2. An electromagnetic speed regulator comprising a drive shaft, a driven shaft, a first cylindrical member rigid with said drive shaft, a second cylindrical member coaxial with said first member, a third cylindrical member coaxial with and telescoped between said first and second members, said first and second members being at least partly of ferromagnetic material, said third member comprising two sections each consisting of a pair of solidly ferromagnetic, thin-walled, smooth-surfaced annular zones separated by an annular zone of magnetic material of increased axial magnetic reluctance, a first winding on one of said first and second members, a second winding on one of said first and second members, said windings being axially spaced from each other and respectively opposite the zones of increased reluctance of said two sections of said third member, said first member being provided with ferromagnetic ribs opposite the ferromagnetic zones of one of said sections of said third member, said second member being provided with ferromagnetic ribs opposite the ferromagnetic zones of the other of said sections of said third member, said third member being rigid with said driven shaft, a first and a second energizing circuit for applying an exciting current to said first and said second winding respectively, and means in said energizing circuits for varying the magnitude of the current applied to each of said windings.
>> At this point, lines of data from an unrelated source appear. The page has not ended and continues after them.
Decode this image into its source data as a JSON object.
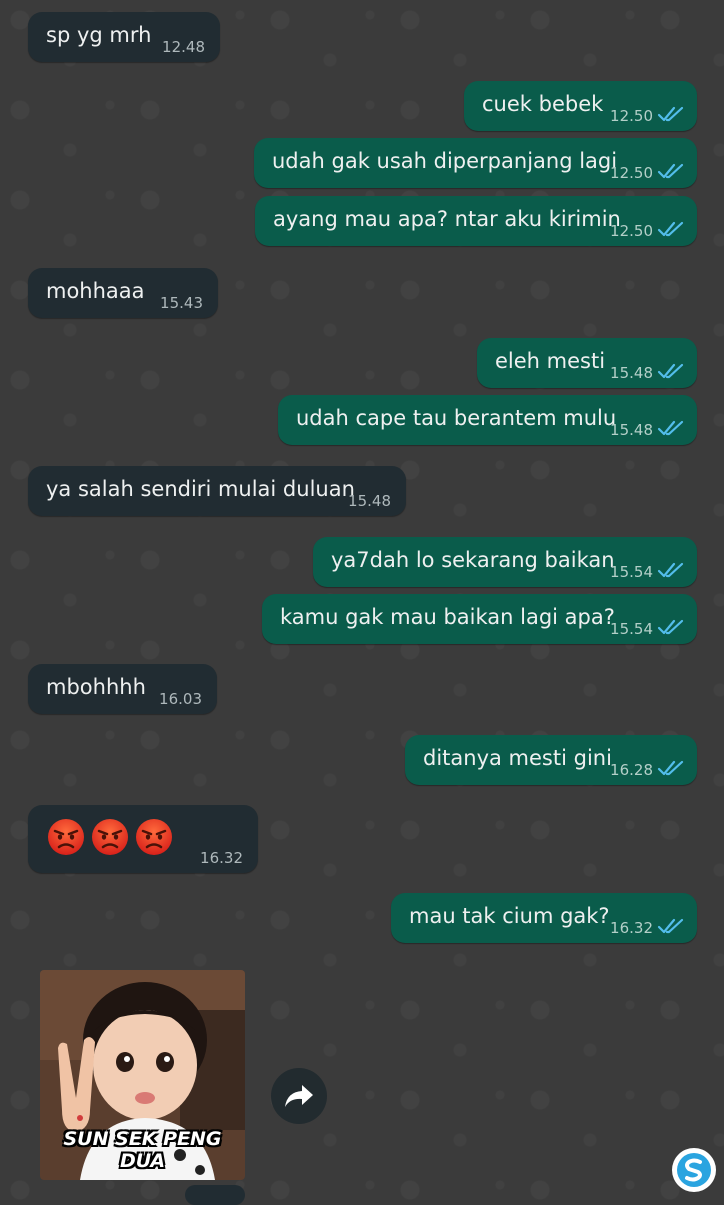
{
  "colors": {
    "incoming_bubble": "#212c32",
    "outgoing_bubble": "#0a5c4b",
    "read_ticks": "#53bdeb"
  },
  "messages": [
    {
      "direction": "in",
      "text": "sp yg mrh",
      "time": "12.48"
    },
    {
      "direction": "out",
      "text": "cuek bebek",
      "time": "12.50",
      "status": "read"
    },
    {
      "direction": "out",
      "text": "udah gak usah diperpanjang lagi",
      "time": "12.50",
      "status": "read"
    },
    {
      "direction": "out",
      "text": "ayang mau apa? ntar aku kirimin",
      "time": "12.50",
      "status": "read"
    },
    {
      "direction": "in",
      "text": "mohhaaa",
      "time": "15.43"
    },
    {
      "direction": "out",
      "text": "eleh mesti",
      "time": "15.48",
      "status": "read"
    },
    {
      "direction": "out",
      "text": "udah cape tau berantem mulu",
      "time": "15.48",
      "status": "read"
    },
    {
      "direction": "in",
      "text": "ya salah sendiri mulai duluan",
      "time": "15.48"
    },
    {
      "direction": "out",
      "text": "ya7dah lo sekarang baikan",
      "time": "15.54",
      "status": "read"
    },
    {
      "direction": "out",
      "text": "kamu gak mau baikan lagi apa?",
      "time": "15.54",
      "status": "read"
    },
    {
      "direction": "in",
      "text": "mbohhhh",
      "time": "16.03"
    },
    {
      "direction": "out",
      "text": "ditanya mesti gini",
      "time": "16.28",
      "status": "read"
    },
    {
      "direction": "in",
      "emoji": [
        "angry-face-icon",
        "angry-face-icon",
        "angry-face-icon"
      ],
      "time": "16.32"
    },
    {
      "direction": "out",
      "text": "mau tak cium gak?",
      "time": "16.32",
      "status": "read"
    }
  ],
  "sticker": {
    "direction": "in",
    "caption": "SUN SEK PENG DUA",
    "forward_icon": "forward-arrow-icon"
  },
  "watermark_icon": "s-logo-icon"
}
References Cited in the file of this patent UNITED STATES PATENTS 643,413 Kennedy Feb. 13, 1900 2,131,035 Beechlyn Sept. 27, 1938 2,223,866 Beechlyn Dec. 3, 1940 2,233,060 Parvin Feb. 25, 1941 2,367,163 Winther Jan. 9, 1945 2,409,557 Gilfillan Oct. 15, 1946 2,428,104 Winther Sept. 30, 1947 2,490,789 Ellis Dec. 13, 1949 2,565,494 Gilfillan Aug. 28, 1951 2,630,467 Winther Mar. 3, 1953 FOREIGN PATENTS 614,091 Great Britain Dec. 9, 1948

Patent Citations
Cited PatentFiling datePublication dateApplicantTitle
US643413 *Feb 20, 1899Feb 13, 1900Rankin KennedyElectromagnetic variable-speed and clutch gearing.
US2131035 *Dec 24, 1935Sep 27, 1938O S Walker Co IncMagnetic speed changer
US2223866 *Aug 1, 1938Dec 3, 1940O S Walker Co IncMagnetic speed changer
US2233060 *Dec 2, 1939Feb 25, 1941Nat Pneumatic CoCombined clutch and brake
US2367163 *Mar 2, 1944Jan 9, 1945Martin P WintherElectromagnetic apparatus
US2409557 *Jan 1, 1942Oct 15, 1946Chrysler CorpPower transmission
US2428104 *Jun 14, 1944Sep 30, 1947Martin P WintherEddy-current apparatus
US2490789 *May 2, 1945Dec 13, 1949Ellis Charles ETorque converter
US2565494 *Jan 19, 1946Aug 28, 1951Chrysler CorpPower transmission
US2630467 *Oct 21, 1946Mar 3, 1953Eaton Mfg CoElectric clutch and brake controlled press
GB614091A * Title not available
Referenced by
Citing PatentFiling datePublication dateApplicantTitle
US3076109 *Feb 26, 1959Jan 29, 1963Leon NaiditchAir-cooled eddy-current coupling and brake
US3826342 *Aug 2, 1972Jul 30, 1974Potain SaUnit transmission gear including a decelerating device and an electromagnetic brake
US7750521Dec 7, 2006Jul 6, 2010General Electric CompanyDouble-sided starter/generator for aircrafts
Classifications
U.S. Classification310/96, 310/105, 310/266
International ClassificationH02K49/04
Cooperative ClassificationH02K49/043
European ClassificationH02K49/04C